This place looks horrible as it is a shack way down the Jericho Tpk. almost near if not bordering on Jericho in the long road strip no one seems to want to dress up. On the shared lot of a body shop, and next to a bright yellow deli posing cheap breakfast specials and heros, This Ralphs got off to another phenomenal Syosset start. Syosset residents leave the residential area, travel west on Jericho Tpk. endanger themselves trying to turn left across the busiest part of Jericho Tpk going around a fast curve.. to struggle to find a spot in the lot shared with four mismatched entities (RVs, Fine Italian Restaurant, Old body shop, cheap Deli) so they may all wait on a wrap around line in August for an ice. I do this often.

  • Friendlys

Competition to Ralphs? No. The people look completely different at both places and are not the same customers. The Ralphs people are all thin. Friendlys Ice Cream.. not all thin but vary in size. They have a mean double chocolate icecream which blends well with pecan, which will tempt you if you go there.

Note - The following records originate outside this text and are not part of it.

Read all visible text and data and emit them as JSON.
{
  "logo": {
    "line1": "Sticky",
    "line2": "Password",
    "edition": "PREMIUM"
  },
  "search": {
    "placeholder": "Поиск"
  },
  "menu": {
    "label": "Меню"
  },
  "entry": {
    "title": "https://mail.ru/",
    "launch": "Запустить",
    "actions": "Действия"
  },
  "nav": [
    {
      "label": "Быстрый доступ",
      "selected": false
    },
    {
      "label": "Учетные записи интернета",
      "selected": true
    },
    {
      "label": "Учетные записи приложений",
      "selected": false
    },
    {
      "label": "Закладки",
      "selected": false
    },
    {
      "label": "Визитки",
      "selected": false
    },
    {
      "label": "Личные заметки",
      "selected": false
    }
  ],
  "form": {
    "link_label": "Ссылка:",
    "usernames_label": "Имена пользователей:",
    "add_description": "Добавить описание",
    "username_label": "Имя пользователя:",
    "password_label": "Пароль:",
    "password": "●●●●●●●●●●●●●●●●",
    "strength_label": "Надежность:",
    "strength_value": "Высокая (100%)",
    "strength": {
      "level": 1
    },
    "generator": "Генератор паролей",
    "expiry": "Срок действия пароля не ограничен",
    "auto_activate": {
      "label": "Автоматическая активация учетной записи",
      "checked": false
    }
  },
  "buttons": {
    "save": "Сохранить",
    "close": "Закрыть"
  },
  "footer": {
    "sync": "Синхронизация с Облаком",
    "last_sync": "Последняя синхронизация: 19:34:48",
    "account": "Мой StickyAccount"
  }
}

The Syosset Movies Edit

There is no movie theater in the whole town. Blockbuster or cable are the residents access to convenient movies. That or travel to the newly opened movies in north Jericho.  But Blockbuster closed, so...

Syosset Art Edit

I have found no sign of art in Syosset. Travel down to Woodbury for art in local galleries. Syosset has a large framing shop that sells inexpensive prints, or frames your art

Syosset Business Edit

Syosset business groups are many. The main groups include the Syosset Chamber of Commerce and the Kiwannis club.

The Highly Controversial Syosset Mall Edit

Picketing, lobbying, letter writing... to stop the Syosset Mall from coming to the part of Syosset that is very far south of the village and south of Jericho Tpk area, all the way over by Jericho and the Long Island Expressway at the sight of an old polluted superfund site known as the Cerro Wire plant. They are cleaning it up and plan to put an upscale mall with high end retailers and nice cafes.